Detail is very good outside of the tonal extremes, where Apple's vision of Night mode refuses to engage - some deep shadows or light sources will be better developed by other Night modes.
Manually turning off Night mode will take away some of the color saturation, and with it - the orange cast in those couple of scenes. Some minor tonal changes can also be seen in the highlights and shadows, but either there's still some Night mode in action despite us turning it off, or the Night mode above is very subtle. Overall, there's not much point in disabling Night mode.
At the 3x zoom level, the iPhone 13 Pro Max will still revert to its primary camera if it deems the scene is too dark. There are also instances when a Night mode photo will be taken by one camera and the non-Night mode - by another.
Overall, the images are decent, but nothing remarkable. You do get good sharpness and detail in reasonably lit scenes captured on the actual telephoto, not so with the main camera-sourced ones. In any case, these tend to be underexposed for our liking, which is a shame because we see reserves in highlight dynamic range, which could accommodate a boost in exposure.
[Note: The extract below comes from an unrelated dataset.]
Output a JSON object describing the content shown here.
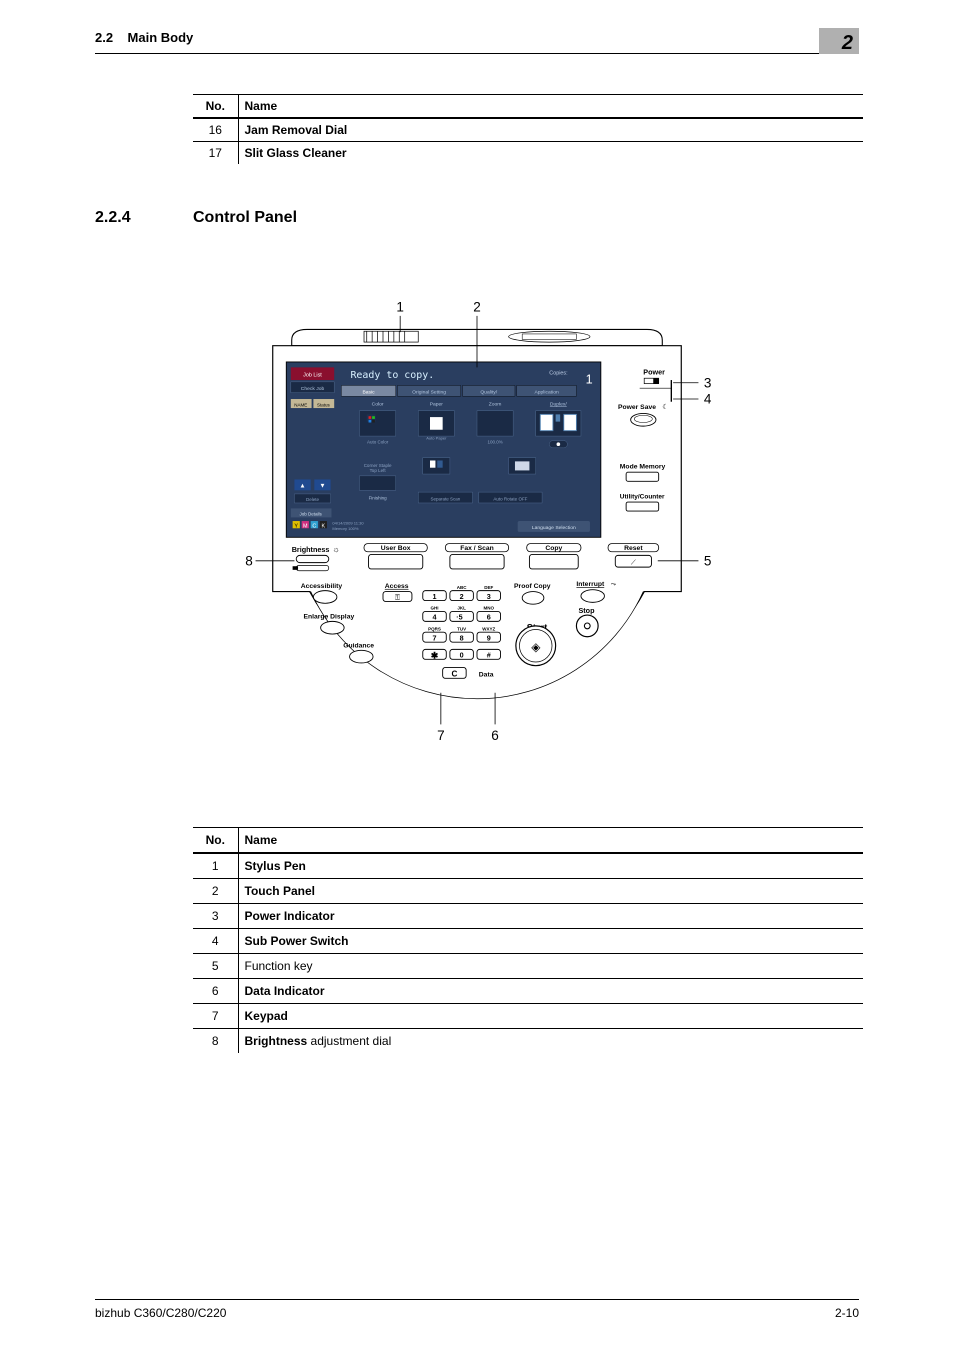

The ultrawide camera of the iPhone 13 Pro isn't a miracle worker but is a noticeable step up from the one on the iPhone 13 or the iPhone 12 Pro Max. Photos taken in Auto Night mode have good sharpness and detail as ultrawides go. Again, we'd probably prefer a brighter exposure, or at least brighter shadows, but that's not the iPhone way. Colors are accurate, except under that one specific street lamp, and there's no desaturation.
Switch off Night mode, and the shadows go darker - expectedly. There's some loss of color pop too. Overall, definitely use Night mode on the ultrawide.
Once you're done with the real-world samples, head over to our Photo compare tool to see how the Apple iPhone 13 Pro Max stacks up against the competition.
The iPhone 13 Pro Max can take portraits with its main cam or the telephoto. The pros of each are well known - the main camera will get you higher quality images in all situations, but especially in low light; the telephoto lets you stand further back from your subject and has a more 'portraity' perspective - and the cons are the opposites.
Subject separation is typically very good though the phone will start blurring your subject's shoulders even though they may be in the focal plane of their face. Skin tones are really nice and warm, detail is great, and dynamic range is excellent too.
The telephoto camera isn't quite as good, and even in broad daylight, it may give you slightly soft images. 3x portraits are also more prone to small mishaps in subject detection, particularly along the borders between clothes and background, but we didn't observe any actual blunders. It's easily the more appealing perspective as it avoids the bulging faces you'd be getting out of the wide, 26mm main camera. Dynamic range and colors remain superb.
Overall, the iPhone 13 Pro Max is a wonderful camera for people shots, whether it's in Portrait mode or general Photo mode, and regardless of which camera is being used.
And yes, that applies to the selfie camera as well. This one isn't quite as warm and saturated in its overall reproduction but still maintains a likable rendition of skin tones when presented with this reviewer's mug. Exposure and dynamic range are once again great, whatever noise there is, is not at all bothersome, and resolved detail is superb.
Portrait mode on the selfie camera switches to a cropped in 7MP view, the same one that's also available for Photo mode selfies. There, that's the default view when holding the phone in a vertical orientation, and it switches to wide for landscape selfies, but here it's non-negotiable - 7MP and a crop is the only option.
Aided by the FaceID hardware, the selfie camera is capable of some excellent subject isolation in Portrait mode - truly impressive stuff, actually.